_Required action_:
Your answer must be the full set of records, repeated exactly.

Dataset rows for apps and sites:
★ ★ ★ ★ ★

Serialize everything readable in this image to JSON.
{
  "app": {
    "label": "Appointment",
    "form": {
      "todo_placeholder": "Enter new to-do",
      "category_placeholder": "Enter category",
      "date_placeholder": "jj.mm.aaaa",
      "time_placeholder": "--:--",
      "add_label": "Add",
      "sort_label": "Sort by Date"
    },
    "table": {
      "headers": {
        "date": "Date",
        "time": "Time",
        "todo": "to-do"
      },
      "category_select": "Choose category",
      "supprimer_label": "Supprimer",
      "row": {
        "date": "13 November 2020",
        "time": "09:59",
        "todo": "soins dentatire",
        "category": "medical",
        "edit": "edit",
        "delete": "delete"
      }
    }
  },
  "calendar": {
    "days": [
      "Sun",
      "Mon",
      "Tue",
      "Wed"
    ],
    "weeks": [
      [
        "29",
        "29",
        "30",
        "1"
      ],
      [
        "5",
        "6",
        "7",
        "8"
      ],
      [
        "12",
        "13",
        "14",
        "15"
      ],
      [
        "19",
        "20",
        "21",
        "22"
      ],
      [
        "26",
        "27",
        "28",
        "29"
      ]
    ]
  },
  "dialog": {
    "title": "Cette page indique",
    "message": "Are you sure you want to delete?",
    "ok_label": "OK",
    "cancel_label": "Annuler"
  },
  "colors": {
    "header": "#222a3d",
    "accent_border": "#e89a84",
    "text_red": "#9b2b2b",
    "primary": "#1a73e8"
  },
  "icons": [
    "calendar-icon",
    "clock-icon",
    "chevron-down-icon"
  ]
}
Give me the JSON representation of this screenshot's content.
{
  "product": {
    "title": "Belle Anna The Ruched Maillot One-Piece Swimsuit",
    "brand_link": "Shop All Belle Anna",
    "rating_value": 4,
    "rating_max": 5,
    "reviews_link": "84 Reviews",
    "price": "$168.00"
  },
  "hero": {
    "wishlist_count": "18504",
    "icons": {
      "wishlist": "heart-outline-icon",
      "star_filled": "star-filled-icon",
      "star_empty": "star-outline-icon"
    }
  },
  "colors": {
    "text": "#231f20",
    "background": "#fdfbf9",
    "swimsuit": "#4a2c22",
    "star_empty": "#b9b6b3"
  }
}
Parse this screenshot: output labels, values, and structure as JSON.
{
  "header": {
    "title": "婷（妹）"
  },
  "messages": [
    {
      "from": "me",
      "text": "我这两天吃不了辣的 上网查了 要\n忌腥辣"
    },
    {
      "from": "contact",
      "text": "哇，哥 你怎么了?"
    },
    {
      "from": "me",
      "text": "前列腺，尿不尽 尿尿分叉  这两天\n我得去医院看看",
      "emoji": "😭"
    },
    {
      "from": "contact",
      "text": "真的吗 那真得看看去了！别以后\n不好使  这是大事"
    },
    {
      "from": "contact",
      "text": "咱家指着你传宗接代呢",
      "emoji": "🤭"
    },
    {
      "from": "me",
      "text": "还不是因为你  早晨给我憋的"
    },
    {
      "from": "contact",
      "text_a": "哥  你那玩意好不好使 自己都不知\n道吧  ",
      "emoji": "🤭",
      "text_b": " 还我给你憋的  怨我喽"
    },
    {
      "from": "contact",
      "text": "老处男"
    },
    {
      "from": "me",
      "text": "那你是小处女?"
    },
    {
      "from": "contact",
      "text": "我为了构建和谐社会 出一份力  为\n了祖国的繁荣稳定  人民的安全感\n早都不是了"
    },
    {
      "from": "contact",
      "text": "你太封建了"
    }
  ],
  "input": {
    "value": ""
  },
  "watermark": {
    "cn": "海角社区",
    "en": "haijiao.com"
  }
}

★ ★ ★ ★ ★

_Exercise solution_:
Serialize everything readable in this image to JSON.
{
  "app": {
    "label": "Appointment",
    "form": {
      "todo_placeholder": "Enter new to-do",
      "category_placeholder": "Enter category",
      "date_placeholder": "jj.mm.aaaa",
      "time_placeholder": "--:--",
      "add_label": "Add",
      "sort_label": "Sort by Date"
    },
    "table": {
      "headers": {
        "date": "Date",
        "time": "Time",
        "todo": "to-do"
      },
      "category_select": "Choose category",
      "supprimer_label": "Supprimer",
      "row": {
        "date": "13 November 2020",
        "time": "09:59",
        "todo": "soins dentatire",
        "category": "medical",
        "edit": "edit",
        "delete": "delete"
      }
    }
  },
  "calendar": {
    "days": [
      "Sun",
      "Mon",
      "Tue",
      "Wed"
    ],
    "weeks": [
      [
        "29",
        "29",
        "30",
        "1"
      ],
      [
        "5",
        "6",
        "7",
        "8"
      ],
      [
        "12",
        "13",
        "14",
        "15"
      ],
      [
        "19",
        "20",
        "21",
        "22"
      ],
      [
        "26",
        "27",
        "28",
        "29"
      ]
    ]
  },
  "dialog": {
    "title": "Cette page indique",
    "message": "Are you sure you want to delete?",
    "ok_label": "OK",
    "cancel_label": "Annuler"
  },
  "colors": {
    "header": "#222a3d",
    "accent_border": "#e89a84",
    "text_red": "#9b2b2b",
    "primary": "#1a73e8"
  },
  "icons": [
    "calendar-icon",
    "clock-icon",
    "chevron-down-icon"
  ]
}
Give me the JSON representation of this screenshot's content.
{
  "product": {
    "title": "Belle Anna The Ruched Maillot One-Piece Swimsuit",
    "brand_link": "Shop All Belle Anna",
    "rating_value": 4,
    "rating_max": 5,
    "reviews_link": "84 Reviews",
    "price": "$168.00"
  },
  "hero": {
    "wishlist_count": "18504",
    "icons": {
      "wishlist": "heart-outline-icon",
      "star_filled": "star-filled-icon",
      "star_empty": "star-outline-icon"
    }
  },
  "colors": {
    "text": "#231f20",
    "background": "#fdfbf9",
    "swimsuit": "#4a2c22",
    "star_empty": "#b9b6b3"
  }
}
Parse this screenshot: output labels, values, and structure as JSON.
{
  "header": {
    "title": "婷（妹）"
  },
  "messages": [
    {
      "from": "me",
      "text": "我这两天吃不了辣的 上网查了 要\n忌腥辣"
    },
    {
      "from": "contact",
      "text": "哇，哥 你怎么了?"
    },
    {
      "from": "me",
      "text": "前列腺，尿不尽 尿尿分叉  这两天\n我得去医院看看",
      "emoji": "😭"
    },
    {
      "from": "contact",
      "text": "真的吗 那真得看看去了！别以后\n不好使  这是大事"
    },
    {
      "from": "contact",
      "text": "咱家指着你传宗接代呢",
      "emoji": "🤭"
    },
    {
      "from": "me",
      "text": "还不是因为你  早晨给我憋的"
    },
    {
      "from": "contact",
      "text_a": "哥  你那玩意好不好使 自己都不知\n道吧  ",
      "emoji": "🤭",
      "text_b": " 还我给你憋的  怨我喽"
    },
    {
      "from": "contact",
      "text": "老处男"
    },
    {
      "from": "me",
      "text": "那你是小处女?"
    },
    {
      "from": "contact",
      "text": "我为了构建和谐社会 出一份力  为\n了祖国的繁荣稳定  人民的安全感\n早都不是了"
    },
    {
      "from": "contact",
      "text": "你太封建了"
    }
  ],
  "input": {
    "value": ""
  },
  "watermark": {
    "cn": "海角社区",
    "en": "haijiao.com"
  }
}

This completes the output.